REQUIREMENT
The number of lines holding "following" is all you should give; count them in the records below.

........

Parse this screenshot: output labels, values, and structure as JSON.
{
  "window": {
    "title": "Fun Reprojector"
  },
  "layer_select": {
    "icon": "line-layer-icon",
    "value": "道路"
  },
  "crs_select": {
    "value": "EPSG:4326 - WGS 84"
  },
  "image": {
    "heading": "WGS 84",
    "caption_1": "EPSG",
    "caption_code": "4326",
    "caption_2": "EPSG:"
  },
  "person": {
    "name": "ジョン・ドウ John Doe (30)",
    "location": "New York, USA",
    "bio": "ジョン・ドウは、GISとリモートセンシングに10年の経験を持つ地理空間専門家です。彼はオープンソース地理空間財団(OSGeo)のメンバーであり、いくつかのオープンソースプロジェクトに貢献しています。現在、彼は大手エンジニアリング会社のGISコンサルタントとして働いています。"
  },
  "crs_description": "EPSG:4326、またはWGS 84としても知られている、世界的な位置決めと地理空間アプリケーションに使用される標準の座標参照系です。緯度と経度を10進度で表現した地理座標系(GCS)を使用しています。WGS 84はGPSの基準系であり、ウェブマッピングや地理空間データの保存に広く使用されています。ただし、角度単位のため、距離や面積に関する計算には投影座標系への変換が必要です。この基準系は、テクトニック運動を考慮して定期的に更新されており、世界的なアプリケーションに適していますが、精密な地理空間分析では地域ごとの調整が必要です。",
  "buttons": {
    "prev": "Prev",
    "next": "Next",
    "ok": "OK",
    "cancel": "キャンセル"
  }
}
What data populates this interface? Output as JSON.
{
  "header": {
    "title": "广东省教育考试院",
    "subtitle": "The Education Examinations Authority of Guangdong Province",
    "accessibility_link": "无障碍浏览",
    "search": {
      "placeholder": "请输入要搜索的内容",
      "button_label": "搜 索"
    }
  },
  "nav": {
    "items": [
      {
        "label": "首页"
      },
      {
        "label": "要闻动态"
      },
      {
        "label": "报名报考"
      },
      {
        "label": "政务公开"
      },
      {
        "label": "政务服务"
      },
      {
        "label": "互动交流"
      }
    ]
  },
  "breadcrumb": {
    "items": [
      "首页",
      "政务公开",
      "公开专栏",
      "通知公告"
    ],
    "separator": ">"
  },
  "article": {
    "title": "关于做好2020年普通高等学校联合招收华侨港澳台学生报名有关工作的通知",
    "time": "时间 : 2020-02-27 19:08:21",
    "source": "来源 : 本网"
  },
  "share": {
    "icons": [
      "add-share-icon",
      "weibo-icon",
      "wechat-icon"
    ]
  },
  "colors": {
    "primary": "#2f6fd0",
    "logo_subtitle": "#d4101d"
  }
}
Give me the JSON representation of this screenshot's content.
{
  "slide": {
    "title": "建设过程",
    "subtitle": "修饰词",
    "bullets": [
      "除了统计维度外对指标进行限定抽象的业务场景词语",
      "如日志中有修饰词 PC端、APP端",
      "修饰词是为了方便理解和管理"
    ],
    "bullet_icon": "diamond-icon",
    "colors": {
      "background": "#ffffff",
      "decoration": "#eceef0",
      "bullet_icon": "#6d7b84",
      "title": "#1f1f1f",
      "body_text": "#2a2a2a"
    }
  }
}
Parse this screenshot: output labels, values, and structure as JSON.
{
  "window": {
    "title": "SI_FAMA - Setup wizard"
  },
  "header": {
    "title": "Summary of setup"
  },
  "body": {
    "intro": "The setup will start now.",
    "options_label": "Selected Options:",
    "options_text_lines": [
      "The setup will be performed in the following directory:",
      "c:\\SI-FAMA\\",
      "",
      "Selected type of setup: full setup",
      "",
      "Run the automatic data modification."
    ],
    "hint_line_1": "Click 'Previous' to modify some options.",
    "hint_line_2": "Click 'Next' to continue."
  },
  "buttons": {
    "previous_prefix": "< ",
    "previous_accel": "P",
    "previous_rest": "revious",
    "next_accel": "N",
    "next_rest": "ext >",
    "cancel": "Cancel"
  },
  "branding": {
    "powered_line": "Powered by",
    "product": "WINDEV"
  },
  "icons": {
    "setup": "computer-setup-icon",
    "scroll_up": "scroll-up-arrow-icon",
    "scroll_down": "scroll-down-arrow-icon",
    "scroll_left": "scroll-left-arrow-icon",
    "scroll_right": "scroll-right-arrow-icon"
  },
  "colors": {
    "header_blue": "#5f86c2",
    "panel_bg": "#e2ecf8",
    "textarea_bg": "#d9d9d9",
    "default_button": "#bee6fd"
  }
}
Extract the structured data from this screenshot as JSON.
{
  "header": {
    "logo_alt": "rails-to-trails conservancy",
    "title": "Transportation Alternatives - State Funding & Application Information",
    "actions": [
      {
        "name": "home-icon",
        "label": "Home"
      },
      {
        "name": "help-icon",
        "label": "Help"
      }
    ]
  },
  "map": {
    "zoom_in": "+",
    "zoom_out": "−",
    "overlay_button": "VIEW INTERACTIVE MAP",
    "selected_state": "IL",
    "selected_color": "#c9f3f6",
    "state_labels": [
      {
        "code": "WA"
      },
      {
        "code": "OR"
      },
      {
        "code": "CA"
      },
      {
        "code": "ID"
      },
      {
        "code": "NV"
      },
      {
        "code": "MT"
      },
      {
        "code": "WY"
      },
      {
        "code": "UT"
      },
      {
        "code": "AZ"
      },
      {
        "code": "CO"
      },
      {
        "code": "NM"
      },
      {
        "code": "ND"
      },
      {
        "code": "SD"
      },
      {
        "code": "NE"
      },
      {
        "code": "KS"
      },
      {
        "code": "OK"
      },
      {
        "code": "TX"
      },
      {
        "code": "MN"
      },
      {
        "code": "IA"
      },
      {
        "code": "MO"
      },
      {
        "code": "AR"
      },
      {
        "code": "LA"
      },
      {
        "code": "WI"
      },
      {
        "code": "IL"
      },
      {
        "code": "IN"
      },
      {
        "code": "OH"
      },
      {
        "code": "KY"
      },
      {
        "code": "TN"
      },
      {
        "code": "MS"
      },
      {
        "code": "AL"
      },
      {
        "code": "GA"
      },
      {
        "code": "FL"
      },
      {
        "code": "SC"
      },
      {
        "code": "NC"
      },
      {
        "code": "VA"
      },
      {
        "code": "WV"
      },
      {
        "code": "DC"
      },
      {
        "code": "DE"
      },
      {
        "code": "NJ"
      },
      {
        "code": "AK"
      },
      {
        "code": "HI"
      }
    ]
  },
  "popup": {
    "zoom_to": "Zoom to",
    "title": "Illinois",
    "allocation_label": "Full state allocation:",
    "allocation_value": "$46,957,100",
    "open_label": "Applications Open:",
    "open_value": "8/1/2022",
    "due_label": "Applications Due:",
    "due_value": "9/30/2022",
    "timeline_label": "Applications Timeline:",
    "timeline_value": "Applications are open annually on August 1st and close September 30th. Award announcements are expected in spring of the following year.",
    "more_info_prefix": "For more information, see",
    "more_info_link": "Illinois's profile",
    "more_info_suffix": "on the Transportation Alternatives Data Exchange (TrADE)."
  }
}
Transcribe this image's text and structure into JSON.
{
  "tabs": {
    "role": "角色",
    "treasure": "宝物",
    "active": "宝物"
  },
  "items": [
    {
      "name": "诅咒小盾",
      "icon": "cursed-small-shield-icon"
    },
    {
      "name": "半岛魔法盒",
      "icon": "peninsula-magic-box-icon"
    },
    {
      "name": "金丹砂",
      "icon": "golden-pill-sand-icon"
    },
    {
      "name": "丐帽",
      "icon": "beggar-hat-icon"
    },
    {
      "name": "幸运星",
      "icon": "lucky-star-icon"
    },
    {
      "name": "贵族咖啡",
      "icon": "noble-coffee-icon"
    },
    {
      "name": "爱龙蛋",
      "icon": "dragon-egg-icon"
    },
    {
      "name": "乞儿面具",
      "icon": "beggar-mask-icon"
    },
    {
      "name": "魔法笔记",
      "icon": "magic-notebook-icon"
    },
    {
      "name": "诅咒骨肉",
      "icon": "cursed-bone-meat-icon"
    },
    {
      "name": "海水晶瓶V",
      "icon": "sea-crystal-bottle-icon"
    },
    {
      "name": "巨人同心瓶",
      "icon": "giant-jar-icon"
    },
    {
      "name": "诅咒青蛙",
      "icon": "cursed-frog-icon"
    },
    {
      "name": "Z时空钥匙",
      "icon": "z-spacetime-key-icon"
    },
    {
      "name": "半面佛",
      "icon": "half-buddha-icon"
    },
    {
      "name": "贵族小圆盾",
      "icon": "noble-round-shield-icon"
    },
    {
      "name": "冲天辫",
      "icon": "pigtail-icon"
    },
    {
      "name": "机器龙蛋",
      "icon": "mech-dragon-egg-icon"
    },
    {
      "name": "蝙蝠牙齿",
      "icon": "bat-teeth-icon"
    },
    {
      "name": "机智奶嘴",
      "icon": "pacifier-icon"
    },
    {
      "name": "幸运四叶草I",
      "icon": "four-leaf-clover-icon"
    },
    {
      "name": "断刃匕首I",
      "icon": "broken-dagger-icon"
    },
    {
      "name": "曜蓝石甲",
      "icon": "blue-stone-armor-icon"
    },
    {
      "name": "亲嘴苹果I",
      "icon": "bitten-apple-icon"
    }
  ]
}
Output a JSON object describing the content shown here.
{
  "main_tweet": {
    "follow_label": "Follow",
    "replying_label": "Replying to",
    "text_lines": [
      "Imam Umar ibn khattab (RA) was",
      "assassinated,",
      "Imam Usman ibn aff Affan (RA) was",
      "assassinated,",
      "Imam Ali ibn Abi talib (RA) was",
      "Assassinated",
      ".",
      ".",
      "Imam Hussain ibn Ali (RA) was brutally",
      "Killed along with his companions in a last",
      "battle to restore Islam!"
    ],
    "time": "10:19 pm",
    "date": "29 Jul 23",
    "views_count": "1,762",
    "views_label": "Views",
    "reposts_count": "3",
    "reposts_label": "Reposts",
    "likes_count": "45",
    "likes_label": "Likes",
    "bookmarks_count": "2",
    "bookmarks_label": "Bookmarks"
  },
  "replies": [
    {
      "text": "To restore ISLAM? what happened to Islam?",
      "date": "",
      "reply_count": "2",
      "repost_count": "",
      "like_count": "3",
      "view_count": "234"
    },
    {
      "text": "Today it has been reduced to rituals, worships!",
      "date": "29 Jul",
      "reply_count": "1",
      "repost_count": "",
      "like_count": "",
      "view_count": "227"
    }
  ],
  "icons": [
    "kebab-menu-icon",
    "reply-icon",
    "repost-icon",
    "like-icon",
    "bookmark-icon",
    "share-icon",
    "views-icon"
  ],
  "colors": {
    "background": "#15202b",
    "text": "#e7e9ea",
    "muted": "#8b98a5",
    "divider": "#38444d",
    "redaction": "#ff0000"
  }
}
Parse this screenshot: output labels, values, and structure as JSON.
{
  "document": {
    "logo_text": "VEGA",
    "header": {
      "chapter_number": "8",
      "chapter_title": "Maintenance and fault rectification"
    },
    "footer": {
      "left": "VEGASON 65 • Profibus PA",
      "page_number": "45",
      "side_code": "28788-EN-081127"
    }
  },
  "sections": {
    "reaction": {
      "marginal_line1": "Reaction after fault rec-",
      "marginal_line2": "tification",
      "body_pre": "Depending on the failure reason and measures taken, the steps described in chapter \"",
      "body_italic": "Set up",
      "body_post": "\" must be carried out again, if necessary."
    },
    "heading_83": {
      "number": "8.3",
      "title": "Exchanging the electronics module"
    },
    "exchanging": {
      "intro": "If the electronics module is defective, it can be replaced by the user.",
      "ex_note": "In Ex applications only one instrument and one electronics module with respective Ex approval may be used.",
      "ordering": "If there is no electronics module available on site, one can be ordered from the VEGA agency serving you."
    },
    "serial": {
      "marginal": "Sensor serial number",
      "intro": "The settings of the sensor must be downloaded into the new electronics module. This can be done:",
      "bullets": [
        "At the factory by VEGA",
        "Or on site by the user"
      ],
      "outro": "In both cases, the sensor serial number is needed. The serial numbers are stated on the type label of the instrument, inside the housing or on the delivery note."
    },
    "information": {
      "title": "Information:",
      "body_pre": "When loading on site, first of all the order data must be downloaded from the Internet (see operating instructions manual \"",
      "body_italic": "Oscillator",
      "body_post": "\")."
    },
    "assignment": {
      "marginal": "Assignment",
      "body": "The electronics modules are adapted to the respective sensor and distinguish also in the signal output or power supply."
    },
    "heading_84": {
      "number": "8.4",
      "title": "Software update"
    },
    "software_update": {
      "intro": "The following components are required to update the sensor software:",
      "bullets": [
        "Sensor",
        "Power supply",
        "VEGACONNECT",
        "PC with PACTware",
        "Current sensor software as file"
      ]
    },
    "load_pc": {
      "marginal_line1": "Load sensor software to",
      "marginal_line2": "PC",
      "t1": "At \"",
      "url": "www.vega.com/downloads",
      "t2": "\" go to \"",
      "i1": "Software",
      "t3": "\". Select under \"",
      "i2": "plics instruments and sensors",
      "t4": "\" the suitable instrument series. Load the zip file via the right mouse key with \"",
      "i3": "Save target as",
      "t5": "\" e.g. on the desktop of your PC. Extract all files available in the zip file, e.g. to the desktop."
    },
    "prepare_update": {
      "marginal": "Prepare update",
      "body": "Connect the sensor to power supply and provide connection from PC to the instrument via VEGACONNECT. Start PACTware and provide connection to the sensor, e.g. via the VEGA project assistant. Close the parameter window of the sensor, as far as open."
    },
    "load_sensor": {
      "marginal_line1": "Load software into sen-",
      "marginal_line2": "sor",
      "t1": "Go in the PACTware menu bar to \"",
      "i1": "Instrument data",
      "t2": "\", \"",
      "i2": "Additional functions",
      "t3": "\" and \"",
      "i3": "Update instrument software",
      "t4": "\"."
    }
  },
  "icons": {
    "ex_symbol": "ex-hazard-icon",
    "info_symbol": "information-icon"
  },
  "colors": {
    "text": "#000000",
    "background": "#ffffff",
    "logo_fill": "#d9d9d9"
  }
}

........

OUTPUT FOR THIS TASK
3